What the exercise asks:
Copy out every line of the listing in which "left" appears.

Material for this exercise:

········

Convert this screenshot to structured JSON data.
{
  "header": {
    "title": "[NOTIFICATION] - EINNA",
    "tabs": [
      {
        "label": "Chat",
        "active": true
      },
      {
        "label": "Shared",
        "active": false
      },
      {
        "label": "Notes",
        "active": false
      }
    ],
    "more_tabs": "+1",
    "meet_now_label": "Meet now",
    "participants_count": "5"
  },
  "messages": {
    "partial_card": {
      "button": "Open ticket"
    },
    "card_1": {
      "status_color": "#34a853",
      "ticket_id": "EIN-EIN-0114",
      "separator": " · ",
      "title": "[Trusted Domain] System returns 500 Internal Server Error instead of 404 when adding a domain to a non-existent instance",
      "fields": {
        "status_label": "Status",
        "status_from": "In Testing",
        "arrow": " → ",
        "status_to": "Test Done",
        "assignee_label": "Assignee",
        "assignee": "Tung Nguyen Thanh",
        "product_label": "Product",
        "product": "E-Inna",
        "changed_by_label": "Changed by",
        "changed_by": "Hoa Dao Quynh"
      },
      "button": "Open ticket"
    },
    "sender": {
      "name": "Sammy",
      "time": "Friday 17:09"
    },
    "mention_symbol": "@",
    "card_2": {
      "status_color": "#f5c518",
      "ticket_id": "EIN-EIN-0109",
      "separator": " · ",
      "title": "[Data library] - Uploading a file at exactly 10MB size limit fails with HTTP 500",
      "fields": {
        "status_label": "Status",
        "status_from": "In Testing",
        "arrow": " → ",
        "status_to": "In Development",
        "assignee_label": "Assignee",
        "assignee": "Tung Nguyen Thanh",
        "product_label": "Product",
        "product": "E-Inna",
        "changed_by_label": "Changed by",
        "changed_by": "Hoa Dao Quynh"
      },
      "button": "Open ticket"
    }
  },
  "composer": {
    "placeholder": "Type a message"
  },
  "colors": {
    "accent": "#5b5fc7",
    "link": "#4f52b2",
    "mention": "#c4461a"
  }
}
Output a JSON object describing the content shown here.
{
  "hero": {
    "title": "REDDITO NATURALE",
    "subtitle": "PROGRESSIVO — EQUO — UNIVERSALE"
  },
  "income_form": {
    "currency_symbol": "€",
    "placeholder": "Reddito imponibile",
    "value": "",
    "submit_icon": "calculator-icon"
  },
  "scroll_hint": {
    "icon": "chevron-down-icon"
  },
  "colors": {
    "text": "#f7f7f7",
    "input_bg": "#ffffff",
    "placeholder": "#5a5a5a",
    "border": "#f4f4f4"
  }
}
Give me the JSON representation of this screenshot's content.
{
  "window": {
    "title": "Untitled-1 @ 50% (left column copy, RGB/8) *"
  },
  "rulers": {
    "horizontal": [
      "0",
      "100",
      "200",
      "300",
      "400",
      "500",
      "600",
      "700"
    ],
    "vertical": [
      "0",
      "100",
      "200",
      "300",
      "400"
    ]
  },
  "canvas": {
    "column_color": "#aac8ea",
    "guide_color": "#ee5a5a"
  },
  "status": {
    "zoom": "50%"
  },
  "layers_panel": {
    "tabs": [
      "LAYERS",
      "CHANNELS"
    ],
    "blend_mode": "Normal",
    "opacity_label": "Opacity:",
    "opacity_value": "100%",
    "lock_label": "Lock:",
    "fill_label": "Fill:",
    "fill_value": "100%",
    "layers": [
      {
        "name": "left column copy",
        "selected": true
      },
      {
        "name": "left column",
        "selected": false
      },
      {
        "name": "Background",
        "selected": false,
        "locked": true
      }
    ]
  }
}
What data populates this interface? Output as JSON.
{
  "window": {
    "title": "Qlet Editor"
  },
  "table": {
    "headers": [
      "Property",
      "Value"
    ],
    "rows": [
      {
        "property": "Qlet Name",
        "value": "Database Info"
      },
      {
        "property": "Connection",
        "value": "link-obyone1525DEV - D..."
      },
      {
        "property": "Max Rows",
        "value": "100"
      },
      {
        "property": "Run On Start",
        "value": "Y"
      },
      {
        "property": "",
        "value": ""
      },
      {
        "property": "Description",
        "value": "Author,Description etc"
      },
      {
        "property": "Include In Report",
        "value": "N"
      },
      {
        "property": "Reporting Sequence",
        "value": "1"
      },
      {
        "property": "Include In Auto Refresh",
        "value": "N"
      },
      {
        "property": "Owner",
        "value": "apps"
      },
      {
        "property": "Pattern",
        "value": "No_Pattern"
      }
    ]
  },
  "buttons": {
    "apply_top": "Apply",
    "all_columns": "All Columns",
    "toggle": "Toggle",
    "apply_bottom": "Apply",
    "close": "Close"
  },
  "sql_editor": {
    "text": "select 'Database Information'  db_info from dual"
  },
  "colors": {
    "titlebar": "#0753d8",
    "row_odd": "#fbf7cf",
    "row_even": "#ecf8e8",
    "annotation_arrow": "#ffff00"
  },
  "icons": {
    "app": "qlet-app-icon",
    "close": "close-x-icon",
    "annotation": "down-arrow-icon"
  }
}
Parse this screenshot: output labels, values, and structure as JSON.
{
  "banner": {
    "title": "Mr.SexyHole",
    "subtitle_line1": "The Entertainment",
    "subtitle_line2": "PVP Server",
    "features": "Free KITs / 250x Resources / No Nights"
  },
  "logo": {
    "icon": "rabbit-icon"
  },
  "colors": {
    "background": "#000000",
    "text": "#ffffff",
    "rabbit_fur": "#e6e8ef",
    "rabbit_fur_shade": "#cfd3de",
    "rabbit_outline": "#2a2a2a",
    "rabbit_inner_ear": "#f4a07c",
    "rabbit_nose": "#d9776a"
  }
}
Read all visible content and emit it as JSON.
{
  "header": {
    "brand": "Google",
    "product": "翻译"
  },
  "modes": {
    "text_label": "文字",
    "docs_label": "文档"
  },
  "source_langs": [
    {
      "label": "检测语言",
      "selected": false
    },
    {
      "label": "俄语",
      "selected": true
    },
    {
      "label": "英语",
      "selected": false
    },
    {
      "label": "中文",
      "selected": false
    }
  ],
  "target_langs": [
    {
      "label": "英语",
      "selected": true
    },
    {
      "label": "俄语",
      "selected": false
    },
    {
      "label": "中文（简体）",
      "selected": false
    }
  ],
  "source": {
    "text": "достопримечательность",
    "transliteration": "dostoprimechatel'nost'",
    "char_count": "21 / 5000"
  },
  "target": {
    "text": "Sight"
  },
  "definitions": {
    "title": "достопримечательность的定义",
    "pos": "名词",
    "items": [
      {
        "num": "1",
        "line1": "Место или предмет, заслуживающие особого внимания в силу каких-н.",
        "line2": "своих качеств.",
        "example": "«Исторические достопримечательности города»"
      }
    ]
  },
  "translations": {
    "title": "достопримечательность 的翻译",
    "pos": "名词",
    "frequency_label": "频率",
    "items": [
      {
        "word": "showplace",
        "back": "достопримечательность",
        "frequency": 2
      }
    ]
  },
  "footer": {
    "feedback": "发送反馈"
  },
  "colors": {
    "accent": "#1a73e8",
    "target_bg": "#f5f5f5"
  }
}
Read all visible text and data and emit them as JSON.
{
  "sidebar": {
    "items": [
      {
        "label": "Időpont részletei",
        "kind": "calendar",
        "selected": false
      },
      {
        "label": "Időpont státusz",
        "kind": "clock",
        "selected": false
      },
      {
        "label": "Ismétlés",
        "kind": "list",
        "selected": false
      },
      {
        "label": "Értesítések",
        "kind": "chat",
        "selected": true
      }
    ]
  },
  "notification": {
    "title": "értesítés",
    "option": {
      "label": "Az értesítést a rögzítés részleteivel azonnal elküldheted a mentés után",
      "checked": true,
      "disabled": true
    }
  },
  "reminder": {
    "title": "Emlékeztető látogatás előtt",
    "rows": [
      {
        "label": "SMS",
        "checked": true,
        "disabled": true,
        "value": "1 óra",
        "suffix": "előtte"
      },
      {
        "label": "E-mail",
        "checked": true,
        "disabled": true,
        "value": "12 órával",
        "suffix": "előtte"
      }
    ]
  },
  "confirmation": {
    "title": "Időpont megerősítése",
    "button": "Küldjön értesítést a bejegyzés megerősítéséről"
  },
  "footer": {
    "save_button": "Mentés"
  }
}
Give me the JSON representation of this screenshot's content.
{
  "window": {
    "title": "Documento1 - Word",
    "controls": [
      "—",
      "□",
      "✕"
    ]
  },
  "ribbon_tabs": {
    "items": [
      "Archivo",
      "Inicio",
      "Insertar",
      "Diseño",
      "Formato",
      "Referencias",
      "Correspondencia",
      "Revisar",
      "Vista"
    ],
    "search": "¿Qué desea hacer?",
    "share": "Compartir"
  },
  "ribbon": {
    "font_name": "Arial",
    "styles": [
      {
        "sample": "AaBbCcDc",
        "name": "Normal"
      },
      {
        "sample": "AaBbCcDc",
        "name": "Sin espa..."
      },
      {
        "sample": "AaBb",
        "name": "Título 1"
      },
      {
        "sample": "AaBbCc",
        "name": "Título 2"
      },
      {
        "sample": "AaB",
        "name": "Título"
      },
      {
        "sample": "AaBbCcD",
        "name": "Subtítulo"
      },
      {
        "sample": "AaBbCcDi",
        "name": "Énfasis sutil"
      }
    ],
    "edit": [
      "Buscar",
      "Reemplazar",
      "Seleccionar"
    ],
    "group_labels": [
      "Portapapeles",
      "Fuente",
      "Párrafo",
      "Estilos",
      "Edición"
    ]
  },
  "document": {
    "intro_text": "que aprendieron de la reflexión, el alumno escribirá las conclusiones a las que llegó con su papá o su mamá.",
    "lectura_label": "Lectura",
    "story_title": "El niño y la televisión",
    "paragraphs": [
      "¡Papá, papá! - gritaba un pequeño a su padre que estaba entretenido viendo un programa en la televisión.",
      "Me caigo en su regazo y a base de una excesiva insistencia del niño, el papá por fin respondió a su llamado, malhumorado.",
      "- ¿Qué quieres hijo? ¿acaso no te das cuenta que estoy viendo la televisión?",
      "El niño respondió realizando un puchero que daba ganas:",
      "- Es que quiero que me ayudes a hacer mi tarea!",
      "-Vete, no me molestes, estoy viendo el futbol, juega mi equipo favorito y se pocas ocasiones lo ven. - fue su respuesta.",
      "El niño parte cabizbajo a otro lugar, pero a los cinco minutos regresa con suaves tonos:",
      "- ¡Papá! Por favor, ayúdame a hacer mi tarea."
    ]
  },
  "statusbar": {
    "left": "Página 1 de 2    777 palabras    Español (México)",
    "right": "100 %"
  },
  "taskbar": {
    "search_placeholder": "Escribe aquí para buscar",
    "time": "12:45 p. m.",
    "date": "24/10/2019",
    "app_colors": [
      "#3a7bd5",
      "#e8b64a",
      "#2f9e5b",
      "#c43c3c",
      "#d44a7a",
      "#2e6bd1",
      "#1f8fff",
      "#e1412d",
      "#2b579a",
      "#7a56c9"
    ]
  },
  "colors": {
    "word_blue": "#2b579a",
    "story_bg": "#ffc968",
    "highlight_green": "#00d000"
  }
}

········

Answer to this exercise:
    "title": "Untitled-1 @ 50% (left column copy, RGB/8) *"
        "name": "left column copy",
        "name": "left column",
    "left": "Página 1 de 2    777 palabras    Español (México)",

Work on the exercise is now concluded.